Problem to work on:
Take each line of the entries below that contains "Miniport" and copy it.

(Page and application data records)
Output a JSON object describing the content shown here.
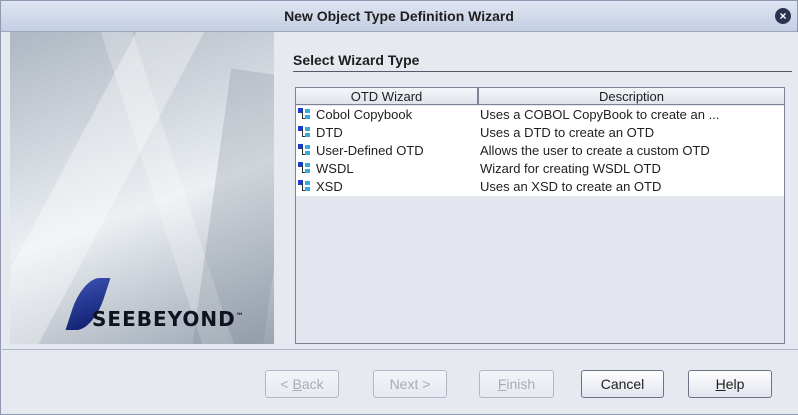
{
  "window": {
    "title": "New Object Type Definition Wizard"
  },
  "branding": {
    "logo_text": "SEEBEYOND",
    "tm": "™"
  },
  "section": {
    "title": "Select Wizard Type"
  },
  "table": {
    "columns": [
      "OTD Wizard",
      "Description"
    ],
    "rows": [
      {
        "name": "Cobol Copybook",
        "description": "Uses a COBOL CopyBook to create an ...",
        "icon": "otd-tree-icon"
      },
      {
        "name": "DTD",
        "description": "Uses a DTD to create an OTD",
        "icon": "otd-tree-icon"
      },
      {
        "name": "User-Defined OTD",
        "description": "Allows the user to create a custom OTD",
        "icon": "otd-tree-icon"
      },
      {
        "name": "WSDL",
        "description": "Wizard for creating WSDL OTD",
        "icon": "otd-tree-icon"
      },
      {
        "name": "XSD",
        "description": "Uses an XSD to create an OTD",
        "icon": "otd-tree-icon"
      }
    ]
  },
  "buttons": {
    "back": {
      "mnemonic": "B",
      "rest": "ack",
      "prefix": "< "
    },
    "next": {
      "label": "Next >"
    },
    "finish": {
      "mnemonic": "F",
      "rest": "inish"
    },
    "cancel": {
      "label": "Cancel"
    },
    "help": {
      "mnemonic": "H",
      "rest": "elp"
    }
  },
  "colors": {
    "accent": "#1a3cc8",
    "icon_secondary": "#39a9d9",
    "title_bg": "#c4cee3"
  }
}
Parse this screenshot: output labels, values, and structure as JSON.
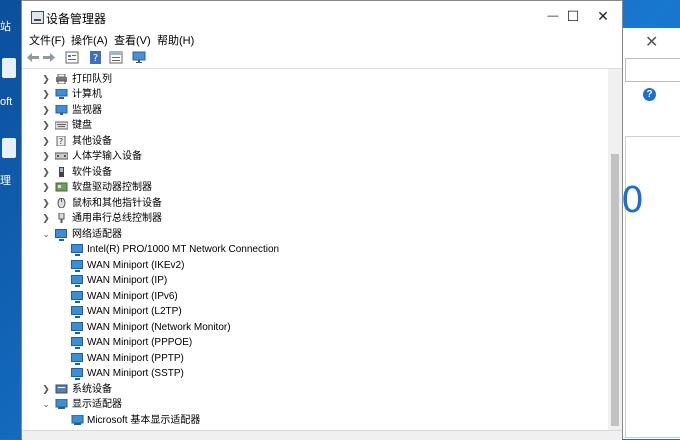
{
  "desktop": {
    "label_top": "站",
    "label_mid": "oft",
    "label_bottom": "理"
  },
  "background_window": {
    "close_glyph": "✕",
    "help_glyph": "?",
    "big_text": "0"
  },
  "window": {
    "title": "设备管理器",
    "minimize_glyph": "—",
    "maximize_glyph": "☐",
    "close_glyph": "✕"
  },
  "menu": [
    {
      "label": "文件(F)"
    },
    {
      "label": "操作(A)"
    },
    {
      "label": "查看(V)"
    },
    {
      "label": "帮助(H)"
    }
  ],
  "toolbar": {
    "back_icon": "arrow-left-icon",
    "forward_icon": "arrow-right-icon",
    "properties_icon": "properties-icon",
    "help_icon": "help-icon",
    "view_icon": "view-icon",
    "monitor_icon": "monitor-icon"
  },
  "tree": {
    "categories_top": [
      {
        "label": "打印队列",
        "icon": "printer-icon"
      },
      {
        "label": "计算机",
        "icon": "computer-icon"
      },
      {
        "label": "监视器",
        "icon": "monitor-icon"
      },
      {
        "label": "键盘",
        "icon": "keyboard-icon"
      },
      {
        "label": "其他设备",
        "icon": "unknown-device-icon"
      },
      {
        "label": "人体学输入设备",
        "icon": "hid-icon"
      },
      {
        "label": "软件设备",
        "icon": "software-device-icon"
      },
      {
        "label": "软盘驱动器控制器",
        "icon": "controller-icon"
      },
      {
        "label": "鼠标和其他指针设备",
        "icon": "mouse-icon"
      },
      {
        "label": "通用串行总线控制器",
        "icon": "usb-icon"
      }
    ],
    "network_category": {
      "label": "网络适配器",
      "icon": "network-adapter-icon"
    },
    "network_children": [
      {
        "label": "Intel(R) PRO/1000 MT Network Connection"
      },
      {
        "label": "WAN Miniport (IKEv2)"
      },
      {
        "label": "WAN Miniport (IP)"
      },
      {
        "label": "WAN Miniport (IPv6)"
      },
      {
        "label": "WAN Miniport (L2TP)"
      },
      {
        "label": "WAN Miniport (Network Monitor)"
      },
      {
        "label": "WAN Miniport (PPPOE)"
      },
      {
        "label": "WAN Miniport (PPTP)"
      },
      {
        "label": "WAN Miniport (SSTP)"
      }
    ],
    "system_category": {
      "label": "系统设备",
      "icon": "system-device-icon"
    },
    "display_category": {
      "label": "显示适配器",
      "icon": "display-adapter-icon"
    },
    "display_children": [
      {
        "label": "Microsoft 基本显示适配器"
      }
    ]
  }
}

Result:
        "label": "WAN Miniport (IKEv2)"
        "label": "WAN Miniport (IP)"
        "label": "WAN Miniport (IPv6)"
        "label": "WAN Miniport (L2TP)"
        "label": "WAN Miniport (Network Monitor)"
        "label": "WAN Miniport (PPPOE)"
        "label": "WAN Miniport (PPTP)"
        "label": "WAN Miniport (SSTP)"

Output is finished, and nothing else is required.